      Other sins are done in boldness and self-security. They blatantly go against the teachings of God without regard of their consequences. They are done with the attitude that sin does not matter, and that there should be no penalty for sin. If unchecked, these sins lead to death.

      St. Peter shows two ways in which Christians may walk. He doesn’t even hint at the idea that there could be a middle road. One way is the way of death. It is to lose our privilege of being partakers of Christ’s divine nature. It is returning to “the corruption that is in the world because of sinful desire… Whoever lacks these qualities [of being a Christian] is so nearsighted that he is blind, having forgotten that he was cleansed from his former sins.” These people are sliding back toward their carnal nature. This is tempting for all of us. So we must remain on guard. This reality, dear brothers and sisters in Christ, is a good reason for us to maintain the Lenten disciplines of repentance, reading our Bibles, and focusing especially on the Passion of our Lord Jesus Christ.

      In our Epistle, we hear more concerning the way of life. St. Peter writes, “May grace and peace be multiplied to you… He has granted to us His precious and very great promises, so that through them you may become partakers of the divine nature… Make every effort to supplement your faith with virtue and virtue with knowledge, and knowledge with self-control, and self-control with steadfastness, and steadfastness with godliness, and godliness with brotherly affection, and brotherly affection with love. For if these qualities are yours and are increasing, they keep you from being ineffective or unfruitful in the knowledge of our Lord Jesus Christ.” (2 Pet. 1:2-11).

      What Peter is teaching is that the Christian life ought not be stagnant, but should involve growth. Faith itself increases, and so do the fruits of faith—Christian virtue and works.

      As we run our Christian course, we do not continually see growth and improvement. There are ups and down. Our faith can wax and wane, but overall it increases. Our desire to engage in good works also changes, but it should be growing over the course of time.

      Hearing truths like this can cause us to turn inward. How can I make myself grow? Am I experiencing growth? What am I doing to grow?

      Such an inward focus is a tool of the Devil. He wants you to take your focus off Christ and focus on yourself instead. Then he can get you to enter despair, for you see that you continue to remain sinful and cannot rid yourself of even the slightest temptations.

      That is why we need Lent. Our focus, while penitential, remains on Christ. We are hearing His Word of salvation, learning of His Passion, clinging to His righteousness, looking to Him who is the author and perfector of our faith.

      For as Christ continues to come to you through His Word and Sacrament, the grace and peace of Christ are multiplied to you. As you abide in His Word, you are truly His disciples and you become partakers of His divine nature. As you know the truth, it shall set you free of your bondage to sin. Your faith, then, gradually increases. In fact, you don’t usually notice it. It not only comes about in gradual, but lasting ways, but your faith is not in your faith. Your faith looks outside of you. Your faith clings to Christ Jesus. He died on the cross for you. He acquits you of your sin. He declares you not guilty. He gives you the robes of righteousness and the garments of salvation.

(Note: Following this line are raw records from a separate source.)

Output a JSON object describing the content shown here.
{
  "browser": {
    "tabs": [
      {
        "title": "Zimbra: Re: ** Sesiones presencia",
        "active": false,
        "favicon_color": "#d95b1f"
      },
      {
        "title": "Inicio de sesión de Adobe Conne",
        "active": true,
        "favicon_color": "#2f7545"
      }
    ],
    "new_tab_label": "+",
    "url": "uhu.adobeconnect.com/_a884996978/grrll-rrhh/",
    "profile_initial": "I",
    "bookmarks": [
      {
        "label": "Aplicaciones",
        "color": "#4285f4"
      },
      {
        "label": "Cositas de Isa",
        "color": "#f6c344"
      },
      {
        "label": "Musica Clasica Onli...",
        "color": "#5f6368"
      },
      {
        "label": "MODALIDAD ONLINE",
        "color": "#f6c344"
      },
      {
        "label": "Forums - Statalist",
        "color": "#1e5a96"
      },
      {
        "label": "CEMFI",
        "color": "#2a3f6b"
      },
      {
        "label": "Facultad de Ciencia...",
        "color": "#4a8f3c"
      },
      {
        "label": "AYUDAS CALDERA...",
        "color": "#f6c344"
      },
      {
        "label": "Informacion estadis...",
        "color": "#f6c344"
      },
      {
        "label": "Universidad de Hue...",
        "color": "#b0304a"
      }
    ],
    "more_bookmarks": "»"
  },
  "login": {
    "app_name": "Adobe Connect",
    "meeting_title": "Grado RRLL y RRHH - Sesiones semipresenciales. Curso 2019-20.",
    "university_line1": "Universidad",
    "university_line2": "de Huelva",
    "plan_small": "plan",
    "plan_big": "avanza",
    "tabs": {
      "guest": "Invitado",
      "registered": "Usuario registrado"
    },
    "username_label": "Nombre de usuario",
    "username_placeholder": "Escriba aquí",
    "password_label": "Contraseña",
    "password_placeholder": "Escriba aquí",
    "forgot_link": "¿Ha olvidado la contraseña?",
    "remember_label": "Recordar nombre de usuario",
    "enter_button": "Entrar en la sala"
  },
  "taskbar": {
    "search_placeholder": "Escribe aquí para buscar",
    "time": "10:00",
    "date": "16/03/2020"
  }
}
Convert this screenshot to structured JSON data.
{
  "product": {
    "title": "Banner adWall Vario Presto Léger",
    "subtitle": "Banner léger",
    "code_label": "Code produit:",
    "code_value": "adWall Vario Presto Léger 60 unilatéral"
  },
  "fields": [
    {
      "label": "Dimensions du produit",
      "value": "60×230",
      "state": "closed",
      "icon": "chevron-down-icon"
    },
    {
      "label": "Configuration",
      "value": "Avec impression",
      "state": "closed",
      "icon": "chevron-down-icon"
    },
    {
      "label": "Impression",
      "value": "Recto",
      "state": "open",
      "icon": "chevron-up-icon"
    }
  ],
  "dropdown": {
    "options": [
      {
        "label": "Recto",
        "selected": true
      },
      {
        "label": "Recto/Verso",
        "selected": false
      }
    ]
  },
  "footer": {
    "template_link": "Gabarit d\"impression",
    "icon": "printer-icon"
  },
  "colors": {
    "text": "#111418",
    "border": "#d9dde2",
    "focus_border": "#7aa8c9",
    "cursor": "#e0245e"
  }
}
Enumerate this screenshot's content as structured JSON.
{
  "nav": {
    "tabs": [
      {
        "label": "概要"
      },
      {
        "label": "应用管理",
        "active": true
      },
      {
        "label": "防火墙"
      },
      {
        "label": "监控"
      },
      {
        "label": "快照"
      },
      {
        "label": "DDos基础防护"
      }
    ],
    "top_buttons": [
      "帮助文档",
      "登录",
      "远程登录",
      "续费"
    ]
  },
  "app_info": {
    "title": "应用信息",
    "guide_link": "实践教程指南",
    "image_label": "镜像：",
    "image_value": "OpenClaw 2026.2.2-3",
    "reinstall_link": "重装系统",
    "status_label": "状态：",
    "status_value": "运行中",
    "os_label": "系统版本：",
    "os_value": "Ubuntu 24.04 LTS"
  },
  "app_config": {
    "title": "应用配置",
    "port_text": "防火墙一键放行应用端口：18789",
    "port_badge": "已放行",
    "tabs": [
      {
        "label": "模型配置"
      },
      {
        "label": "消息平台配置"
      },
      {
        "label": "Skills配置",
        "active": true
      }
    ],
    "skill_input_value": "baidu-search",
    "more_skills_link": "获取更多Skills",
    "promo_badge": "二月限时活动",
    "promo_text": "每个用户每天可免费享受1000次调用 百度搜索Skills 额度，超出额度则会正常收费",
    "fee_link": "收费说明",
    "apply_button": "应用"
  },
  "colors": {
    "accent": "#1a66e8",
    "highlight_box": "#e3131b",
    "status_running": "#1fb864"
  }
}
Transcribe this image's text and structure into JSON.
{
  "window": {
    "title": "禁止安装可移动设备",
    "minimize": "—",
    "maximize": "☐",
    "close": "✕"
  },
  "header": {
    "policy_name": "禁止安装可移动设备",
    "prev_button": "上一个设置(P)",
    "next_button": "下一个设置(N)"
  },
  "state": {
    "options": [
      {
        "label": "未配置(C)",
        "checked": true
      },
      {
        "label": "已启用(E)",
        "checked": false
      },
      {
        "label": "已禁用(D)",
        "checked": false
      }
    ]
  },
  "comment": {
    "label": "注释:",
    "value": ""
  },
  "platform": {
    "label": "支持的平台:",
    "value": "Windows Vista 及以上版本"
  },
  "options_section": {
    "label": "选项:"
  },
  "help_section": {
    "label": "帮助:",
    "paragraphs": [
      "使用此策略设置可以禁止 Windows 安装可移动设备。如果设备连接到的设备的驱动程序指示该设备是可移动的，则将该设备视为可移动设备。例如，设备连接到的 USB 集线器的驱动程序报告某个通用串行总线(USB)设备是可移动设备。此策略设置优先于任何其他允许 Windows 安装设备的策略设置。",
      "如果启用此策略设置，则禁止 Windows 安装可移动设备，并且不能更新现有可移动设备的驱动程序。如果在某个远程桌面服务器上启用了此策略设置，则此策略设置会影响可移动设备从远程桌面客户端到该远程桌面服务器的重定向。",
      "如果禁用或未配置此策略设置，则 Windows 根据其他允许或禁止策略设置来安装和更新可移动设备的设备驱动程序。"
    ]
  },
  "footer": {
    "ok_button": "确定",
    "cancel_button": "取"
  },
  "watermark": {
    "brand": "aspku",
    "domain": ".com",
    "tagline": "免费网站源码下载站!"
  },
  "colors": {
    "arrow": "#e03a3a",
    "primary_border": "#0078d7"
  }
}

      So, dear brothers and sisters in Christ, during this Lenten season, give up some of your time. Use it to be in the Bible each day. Use it to be in God’s house each Sunday and Wednesday. Use some time for daily prayer and family devotions.

      God grant that this blessing be yours—the blessing we heard at the beginning of our Epistle: “May grace and peace be multiplied to you in the knowledge of God and of Jesus our Lord!” Amen.

      The peace of God which passes all understanding keep your hearts and minds in Christ Jesus to life everlasting.  Amen